*EXERCISE DESCRIPTION*:
Word for word, reproduce the records that follow.

*PROVIDED MATERIAL*:
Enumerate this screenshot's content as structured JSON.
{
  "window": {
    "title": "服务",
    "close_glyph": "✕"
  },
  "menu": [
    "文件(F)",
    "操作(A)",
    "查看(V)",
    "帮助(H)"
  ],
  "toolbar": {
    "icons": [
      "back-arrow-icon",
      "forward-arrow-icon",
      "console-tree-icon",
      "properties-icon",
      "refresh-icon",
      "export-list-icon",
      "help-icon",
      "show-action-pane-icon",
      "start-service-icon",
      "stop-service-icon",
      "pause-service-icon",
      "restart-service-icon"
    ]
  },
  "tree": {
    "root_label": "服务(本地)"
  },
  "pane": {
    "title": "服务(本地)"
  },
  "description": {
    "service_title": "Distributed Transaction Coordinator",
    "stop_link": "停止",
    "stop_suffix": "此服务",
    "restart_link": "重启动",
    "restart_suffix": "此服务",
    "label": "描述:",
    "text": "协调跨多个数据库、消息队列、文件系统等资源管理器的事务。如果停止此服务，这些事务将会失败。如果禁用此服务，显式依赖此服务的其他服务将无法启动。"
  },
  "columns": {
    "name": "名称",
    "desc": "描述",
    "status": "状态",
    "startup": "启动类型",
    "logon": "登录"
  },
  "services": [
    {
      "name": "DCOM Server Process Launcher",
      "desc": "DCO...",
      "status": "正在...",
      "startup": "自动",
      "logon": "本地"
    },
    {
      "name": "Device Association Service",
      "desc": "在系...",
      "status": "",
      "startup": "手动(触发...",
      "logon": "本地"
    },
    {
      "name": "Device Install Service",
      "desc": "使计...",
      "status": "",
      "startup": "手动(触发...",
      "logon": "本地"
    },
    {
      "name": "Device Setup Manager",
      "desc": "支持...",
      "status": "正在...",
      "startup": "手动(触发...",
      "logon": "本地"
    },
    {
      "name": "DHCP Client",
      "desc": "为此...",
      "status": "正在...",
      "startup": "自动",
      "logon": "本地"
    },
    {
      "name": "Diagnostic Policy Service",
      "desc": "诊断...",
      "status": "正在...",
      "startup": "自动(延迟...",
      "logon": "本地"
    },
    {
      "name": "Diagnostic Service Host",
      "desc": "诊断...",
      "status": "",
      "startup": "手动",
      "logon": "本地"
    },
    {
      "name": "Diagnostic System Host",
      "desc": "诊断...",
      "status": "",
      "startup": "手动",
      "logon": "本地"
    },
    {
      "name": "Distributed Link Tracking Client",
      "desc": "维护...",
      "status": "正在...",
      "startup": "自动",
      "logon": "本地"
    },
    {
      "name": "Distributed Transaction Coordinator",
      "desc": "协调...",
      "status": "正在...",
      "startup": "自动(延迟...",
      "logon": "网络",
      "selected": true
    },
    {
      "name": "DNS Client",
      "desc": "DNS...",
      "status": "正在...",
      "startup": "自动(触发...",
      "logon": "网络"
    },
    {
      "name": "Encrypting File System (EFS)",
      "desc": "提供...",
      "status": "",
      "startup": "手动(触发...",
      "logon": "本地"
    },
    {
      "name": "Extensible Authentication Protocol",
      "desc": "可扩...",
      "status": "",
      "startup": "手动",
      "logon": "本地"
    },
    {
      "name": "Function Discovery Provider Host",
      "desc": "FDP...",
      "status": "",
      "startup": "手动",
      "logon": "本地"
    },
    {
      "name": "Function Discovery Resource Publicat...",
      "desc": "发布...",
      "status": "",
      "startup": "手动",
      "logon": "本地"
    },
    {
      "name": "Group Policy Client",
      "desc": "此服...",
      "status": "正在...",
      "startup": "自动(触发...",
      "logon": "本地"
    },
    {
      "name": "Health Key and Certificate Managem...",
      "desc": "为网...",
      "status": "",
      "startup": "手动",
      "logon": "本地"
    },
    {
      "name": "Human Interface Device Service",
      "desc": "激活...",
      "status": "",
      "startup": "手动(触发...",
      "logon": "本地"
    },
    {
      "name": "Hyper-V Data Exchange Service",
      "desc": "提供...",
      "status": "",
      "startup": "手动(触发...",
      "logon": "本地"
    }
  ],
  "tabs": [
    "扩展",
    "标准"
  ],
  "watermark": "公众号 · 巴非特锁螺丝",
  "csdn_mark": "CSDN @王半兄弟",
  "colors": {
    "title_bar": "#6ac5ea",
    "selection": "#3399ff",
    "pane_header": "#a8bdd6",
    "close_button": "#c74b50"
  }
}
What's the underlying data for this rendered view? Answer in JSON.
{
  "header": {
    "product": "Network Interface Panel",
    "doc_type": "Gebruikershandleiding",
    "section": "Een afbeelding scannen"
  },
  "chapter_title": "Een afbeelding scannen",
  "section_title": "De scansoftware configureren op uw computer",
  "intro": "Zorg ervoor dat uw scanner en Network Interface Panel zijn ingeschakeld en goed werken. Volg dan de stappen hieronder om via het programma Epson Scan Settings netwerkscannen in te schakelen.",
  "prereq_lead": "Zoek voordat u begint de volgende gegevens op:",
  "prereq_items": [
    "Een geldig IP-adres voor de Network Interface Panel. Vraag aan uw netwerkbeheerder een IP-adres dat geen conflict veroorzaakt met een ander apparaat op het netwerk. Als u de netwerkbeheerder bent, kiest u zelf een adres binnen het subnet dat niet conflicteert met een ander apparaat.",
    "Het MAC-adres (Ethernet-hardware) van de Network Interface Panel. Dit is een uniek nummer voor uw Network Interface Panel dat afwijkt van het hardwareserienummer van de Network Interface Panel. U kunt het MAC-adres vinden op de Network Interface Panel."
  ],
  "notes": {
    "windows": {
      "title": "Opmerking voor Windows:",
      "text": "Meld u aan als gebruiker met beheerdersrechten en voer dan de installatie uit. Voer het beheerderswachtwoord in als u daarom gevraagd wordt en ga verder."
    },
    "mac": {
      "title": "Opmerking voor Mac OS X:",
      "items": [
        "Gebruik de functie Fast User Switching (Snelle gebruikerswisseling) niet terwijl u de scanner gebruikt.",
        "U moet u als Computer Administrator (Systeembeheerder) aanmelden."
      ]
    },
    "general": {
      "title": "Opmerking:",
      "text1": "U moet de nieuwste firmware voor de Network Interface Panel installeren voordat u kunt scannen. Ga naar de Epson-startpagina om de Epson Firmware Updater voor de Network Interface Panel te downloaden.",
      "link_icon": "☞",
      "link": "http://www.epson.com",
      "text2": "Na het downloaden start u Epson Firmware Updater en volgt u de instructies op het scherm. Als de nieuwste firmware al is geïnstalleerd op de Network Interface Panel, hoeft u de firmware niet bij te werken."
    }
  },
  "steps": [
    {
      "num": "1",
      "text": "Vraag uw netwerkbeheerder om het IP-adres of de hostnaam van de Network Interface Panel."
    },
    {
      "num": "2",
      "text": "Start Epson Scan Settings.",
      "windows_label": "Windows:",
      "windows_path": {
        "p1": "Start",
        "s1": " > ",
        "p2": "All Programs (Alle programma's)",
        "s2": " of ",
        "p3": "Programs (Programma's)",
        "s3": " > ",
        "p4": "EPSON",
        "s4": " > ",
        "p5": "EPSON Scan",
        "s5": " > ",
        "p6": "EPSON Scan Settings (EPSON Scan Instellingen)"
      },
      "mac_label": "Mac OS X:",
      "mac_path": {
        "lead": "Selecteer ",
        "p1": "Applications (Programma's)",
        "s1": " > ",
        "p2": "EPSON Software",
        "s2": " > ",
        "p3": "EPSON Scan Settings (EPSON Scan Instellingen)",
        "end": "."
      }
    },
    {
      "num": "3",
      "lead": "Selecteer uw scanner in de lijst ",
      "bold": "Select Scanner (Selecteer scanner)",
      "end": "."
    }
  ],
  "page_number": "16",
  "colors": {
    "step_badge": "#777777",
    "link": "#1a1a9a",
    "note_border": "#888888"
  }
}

*TASK OUTPUT*:
Enumerate this screenshot's content as structured JSON.
{
  "window": {
    "title": "服务",
    "close_glyph": "✕"
  },
  "menu": [
    "文件(F)",
    "操作(A)",
    "查看(V)",
    "帮助(H)"
  ],
  "toolbar": {
    "icons": [
      "back-arrow-icon",
      "forward-arrow-icon",
      "console-tree-icon",
      "properties-icon",
      "refresh-icon",
      "export-list-icon",
      "help-icon",
      "show-action-pane-icon",
      "start-service-icon",
      "stop-service-icon",
      "pause-service-icon",
      "restart-service-icon"
    ]
  },
  "tree": {
    "root_label": "服务(本地)"
  },
  "pane": {
    "title": "服务(本地)"
  },
  "description": {
    "service_title": "Distributed Transaction Coordinator",
    "stop_link": "停止",
    "stop_suffix": "此服务",
    "restart_link": "重启动",
    "restart_suffix": "此服务",
    "label": "描述:",
    "text": "协调跨多个数据库、消息队列、文件系统等资源管理器的事务。如果停止此服务，这些事务将会失败。如果禁用此服务，显式依赖此服务的其他服务将无法启动。"
  },
  "columns": {
    "name": "名称",
    "desc": "描述",
    "status": "状态",
    "startup": "启动类型",
    "logon": "登录"
  },
  "services": [
    {
      "name": "DCOM Server Process Launcher",
      "desc": "DCO...",
      "status": "正在...",
      "startup": "自动",
      "logon": "本地"
    },
    {
      "name": "Device Association Service",
      "desc": "在系...",
      "status": "",
      "startup": "手动(触发...",
      "logon": "本地"
    },
    {
      "name": "Device Install Service",
      "desc": "使计...",
      "status": "",
      "startup": "手动(触发...",
      "logon": "本地"
    },
    {
      "name": "Device Setup Manager",
      "desc": "支持...",
      "status": "正在...",
      "startup": "手动(触发...",
      "logon": "本地"
    },
    {
      "name": "DHCP Client",
      "desc": "为此...",
      "status": "正在...",
      "startup": "自动",
      "logon": "本地"
    },
    {
      "name": "Diagnostic Policy Service",
      "desc": "诊断...",
      "status": "正在...",
      "startup": "自动(延迟...",
      "logon": "本地"
    },
    {
      "name": "Diagnostic Service Host",
      "desc": "诊断...",
      "status": "",
      "startup": "手动",
      "logon": "本地"
    },
    {
      "name": "Diagnostic System Host",
      "desc": "诊断...",
      "status": "",
      "startup": "手动",
      "logon": "本地"
    },
    {
      "name": "Distributed Link Tracking Client",
      "desc": "维护...",
      "status": "正在...",
      "startup": "自动",
      "logon": "本地"
    },
    {
      "name": "Distributed Transaction Coordinator",
      "desc": "协调...",
      "status": "正在...",
      "startup": "自动(延迟...",
      "logon": "网络",
      "selected": true
    },
    {
      "name": "DNS Client",
      "desc": "DNS...",
      "status": "正在...",
      "startup": "自动(触发...",
      "logon": "网络"
    },
    {
      "name": "Encrypting File System (EFS)",
      "desc": "提供...",
      "status": "",
      "startup": "手动(触发...",
      "logon": "本地"
    },
    {
      "name": "Extensible Authentication Protocol",
      "desc": "可扩...",
      "status": "",
      "startup": "手动",
      "logon": "本地"
    },
    {
      "name": "Function Discovery Provider Host",
      "desc": "FDP...",
      "status": "",
      "startup": "手动",
      "logon": "本地"
    },
    {
      "name": "Function Discovery Resource Publicat...",
      "desc": "发布...",
      "status": "",
      "startup": "手动",
      "logon": "本地"
    },
    {
      "name": "Group Policy Client",
      "desc": "此服...",
      "status": "正在...",
      "startup": "自动(触发...",
      "logon": "本地"
    },
    {
      "name": "Health Key and Certificate Managem...",
      "desc": "为网...",
      "status": "",
      "startup": "手动",
      "logon": "本地"
    },
    {
      "name": "Human Interface Device Service",
      "desc": "激活...",
      "status": "",
      "startup": "手动(触发...",
      "logon": "本地"
    },
    {
      "name": "Hyper-V Data Exchange Service",
      "desc": "提供...",
      "status": "",
      "startup": "手动(触发...",
      "logon": "本地"
    }
  ],
  "tabs": [
    "扩展",
    "标准"
  ],
  "watermark": "公众号 · 巴非特锁螺丝",
  "csdn_mark": "CSDN @王半兄弟",
  "colors": {
    "title_bar": "#6ac5ea",
    "selection": "#3399ff",
    "pane_header": "#a8bdd6",
    "close_button": "#c74b50"
  }
}
What's the underlying data for this rendered view? Answer in JSON.
{
  "header": {
    "product": "Network Interface Panel",
    "doc_type": "Gebruikershandleiding",
    "section": "Een afbeelding scannen"
  },
  "chapter_title": "Een afbeelding scannen",
  "section_title": "De scansoftware configureren op uw computer",
  "intro": "Zorg ervoor dat uw scanner en Network Interface Panel zijn ingeschakeld en goed werken. Volg dan de stappen hieronder om via het programma Epson Scan Settings netwerkscannen in te schakelen.",
  "prereq_lead": "Zoek voordat u begint de volgende gegevens op:",
  "prereq_items": [
    "Een geldig IP-adres voor de Network Interface Panel. Vraag aan uw netwerkbeheerder een IP-adres dat geen conflict veroorzaakt met een ander apparaat op het netwerk. Als u de netwerkbeheerder bent, kiest u zelf een adres binnen het subnet dat niet conflicteert met een ander apparaat.",
    "Het MAC-adres (Ethernet-hardware) van de Network Interface Panel. Dit is een uniek nummer voor uw Network Interface Panel dat afwijkt van het hardwareserienummer van de Network Interface Panel. U kunt het MAC-adres vinden op de Network Interface Panel."
  ],
  "notes": {
    "windows": {
      "title": "Opmerking voor Windows:",
      "text": "Meld u aan als gebruiker met beheerdersrechten en voer dan de installatie uit. Voer het beheerderswachtwoord in als u daarom gevraagd wordt en ga verder."
    },
    "mac": {
      "title": "Opmerking voor Mac OS X:",
      "items": [
        "Gebruik de functie Fast User Switching (Snelle gebruikerswisseling) niet terwijl u de scanner gebruikt.",
        "U moet u als Computer Administrator (Systeembeheerder) aanmelden."
      ]
    },
    "general": {
      "title": "Opmerking:",
      "text1": "U moet de nieuwste firmware voor de Network Interface Panel installeren voordat u kunt scannen. Ga naar de Epson-startpagina om de Epson Firmware Updater voor de Network Interface Panel te downloaden.",
      "link_icon": "☞",
      "link": "http://www.epson.com",
      "text2": "Na het downloaden start u Epson Firmware Updater en volgt u de instructies op het scherm. Als de nieuwste firmware al is geïnstalleerd op de Network Interface Panel, hoeft u de firmware niet bij te werken."
    }
  },
  "steps": [
    {
      "num": "1",
      "text": "Vraag uw netwerkbeheerder om het IP-adres of de hostnaam van de Network Interface Panel."
    },
    {
      "num": "2",
      "text": "Start Epson Scan Settings.",
      "windows_label": "Windows:",
      "windows_path": {
        "p1": "Start",
        "s1": " > ",
        "p2": "All Programs (Alle programma's)",
        "s2": " of ",
        "p3": "Programs (Programma's)",
        "s3": " > ",
        "p4": "EPSON",
        "s4": " > ",
        "p5": "EPSON Scan",
        "s5": " > ",
        "p6": "EPSON Scan Settings (EPSON Scan Instellingen)"
      },
      "mac_label": "Mac OS X:",
      "mac_path": {
        "lead": "Selecteer ",
        "p1": "Applications (Programma's)",
        "s1": " > ",
        "p2": "EPSON Software",
        "s2": " > ",
        "p3": "EPSON Scan Settings (EPSON Scan Instellingen)",
        "end": "."
      }
    },
    {
      "num": "3",
      "lead": "Selecteer uw scanner in de lijst ",
      "bold": "Select Scanner (Selecteer scanner)",
      "end": "."
    }
  ],
  "page_number": "16",
  "colors": {
    "step_badge": "#777777",
    "link": "#1a1a9a",
    "note_border": "#888888"
  }
}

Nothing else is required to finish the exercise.